  42. 42. UNNI IIM-C Special Contracts  A negotiable instrument is valid only if it bears the signature of the drawer/promisor  In the case of a cheque, signature of the drawer must tally with the specimen signature given to the bank at the time of opening of account  In the case of a promissory note, bill of exchange they must be stamped while in the case of a cheque this is not required  The valuation depends upon the value of the note or bill  If it is not stamped it cannot be admitted in evidence in case of any disputes

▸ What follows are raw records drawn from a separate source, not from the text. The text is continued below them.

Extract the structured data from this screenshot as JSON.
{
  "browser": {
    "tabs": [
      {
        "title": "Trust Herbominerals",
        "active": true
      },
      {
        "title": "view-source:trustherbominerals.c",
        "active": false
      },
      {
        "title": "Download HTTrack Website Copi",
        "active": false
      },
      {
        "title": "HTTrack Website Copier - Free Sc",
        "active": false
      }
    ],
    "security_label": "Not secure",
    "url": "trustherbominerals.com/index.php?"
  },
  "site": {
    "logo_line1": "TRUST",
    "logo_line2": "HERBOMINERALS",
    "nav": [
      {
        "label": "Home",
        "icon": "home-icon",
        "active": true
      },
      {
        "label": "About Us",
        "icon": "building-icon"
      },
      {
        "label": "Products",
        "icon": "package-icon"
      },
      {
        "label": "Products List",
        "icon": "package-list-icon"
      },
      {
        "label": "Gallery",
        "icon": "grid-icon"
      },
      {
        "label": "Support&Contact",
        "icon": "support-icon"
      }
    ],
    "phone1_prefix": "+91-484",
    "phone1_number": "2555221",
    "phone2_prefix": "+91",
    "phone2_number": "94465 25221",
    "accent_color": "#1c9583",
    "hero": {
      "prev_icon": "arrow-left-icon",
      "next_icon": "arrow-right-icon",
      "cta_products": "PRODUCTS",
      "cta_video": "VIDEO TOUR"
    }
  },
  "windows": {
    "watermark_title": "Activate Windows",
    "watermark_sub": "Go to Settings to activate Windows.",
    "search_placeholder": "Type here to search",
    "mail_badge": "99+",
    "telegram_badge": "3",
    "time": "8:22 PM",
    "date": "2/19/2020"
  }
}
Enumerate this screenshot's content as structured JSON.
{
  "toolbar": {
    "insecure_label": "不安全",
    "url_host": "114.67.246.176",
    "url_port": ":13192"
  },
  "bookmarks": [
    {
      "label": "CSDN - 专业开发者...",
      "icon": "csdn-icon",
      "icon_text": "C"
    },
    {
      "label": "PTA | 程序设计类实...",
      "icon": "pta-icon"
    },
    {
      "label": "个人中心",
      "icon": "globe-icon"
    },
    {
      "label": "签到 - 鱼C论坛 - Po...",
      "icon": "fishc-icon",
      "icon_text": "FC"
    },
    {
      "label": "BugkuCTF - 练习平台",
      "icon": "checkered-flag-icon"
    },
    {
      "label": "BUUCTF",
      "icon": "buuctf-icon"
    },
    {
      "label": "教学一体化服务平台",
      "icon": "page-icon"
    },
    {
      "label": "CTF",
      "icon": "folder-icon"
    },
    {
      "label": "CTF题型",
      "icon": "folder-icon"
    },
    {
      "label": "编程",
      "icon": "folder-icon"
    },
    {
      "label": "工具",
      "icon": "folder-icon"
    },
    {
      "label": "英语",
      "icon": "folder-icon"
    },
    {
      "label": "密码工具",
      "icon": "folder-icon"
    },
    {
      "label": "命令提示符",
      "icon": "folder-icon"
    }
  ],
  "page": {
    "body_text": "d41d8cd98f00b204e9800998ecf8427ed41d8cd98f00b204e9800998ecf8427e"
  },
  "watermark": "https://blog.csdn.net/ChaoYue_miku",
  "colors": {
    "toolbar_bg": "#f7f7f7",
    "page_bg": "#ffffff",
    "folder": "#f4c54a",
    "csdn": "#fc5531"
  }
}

  43. 43. UNNI IIM-C Special Contracts  Another similarity in the case of promissory note, bill of exchange and a cheque is that the holder of these instruments has the right to sue in his own name for the recovery of the amount mentioned in it  All negotiable instruments are transferable from one person to another  Thus the negotiable instrument confers upon the person who acquired it bona fide and for value good title to the instrument, in spite of any defect in the transferor's title  Such a person is called a holder in due course and he gets title against the entire world
  44. 44. UNNI IIM-C Special Contracts Concept of Negotiability Illustration : Assume that A has sold his laptop to B for Rs 40,000/- on three months credit.  In order to ensure that B will pay the money after three months, A may write an order addressed to B that he has to pay after three months, for value of goods received by him, (i.e.Rs.40,000/) to A or anyone holding the order and presenting it before him (B) for payment.
  45. 45. UNNI IIM-C Special Contracts  This order which A writes is called a Bill of Exchange, A is the Drawer, B is the Drawee,  This written document has to be signed by B to show his acceptance of the order, then B becomes the acceptor  Thus A can hold the document with him for three months and on the due date can collect the money from B or A can use the document for meeting different business transactions  Thus after a few days if A wants he can borrow money from C for a period of 2 months and pass on this document to C.
  46. 46. UNNI IIM-C Special Contracts  For transferring the Bill of Exchange to C, A just has to write on the back of the document an instruction to pay money to C, and sign it.  After doing so A has to deliver the Bill of Exchange to C  The above said act of signing on the back of the document is called endorsement, A is the endorser and C is the endorsee  Now C becomes the owner of this document and he can claim money from B on the due date.  In the alternative, C can further pass on the document to D after instructing and signing on the back of the document.  This passing on process may continue further till the final payment is made
  47. 47. UNNI IIM-C Special Contracts  The ease at which the property in a document transfers from one person to another signifies the negotiability of the instrument. This very often happens in the case of a cheque also  if A issues a “ICICI Bank” cheque worth Rs. 5,000/ in favour of B, then B can claim Rs. 5,000/- from ICICI Bank, (A-Drawer, ICICI- Drawee, B-Payee) or  B can transfer it to C to meet any obligation, like paying back a loan that he might have taken from C. (B-Endorser, C-Endorsee)  Once B transfers it, C gets a right to Rs. 5,000/- and C can transfer it to D if needed.  Such transfers may continue till the payment is finally made to somebody.

×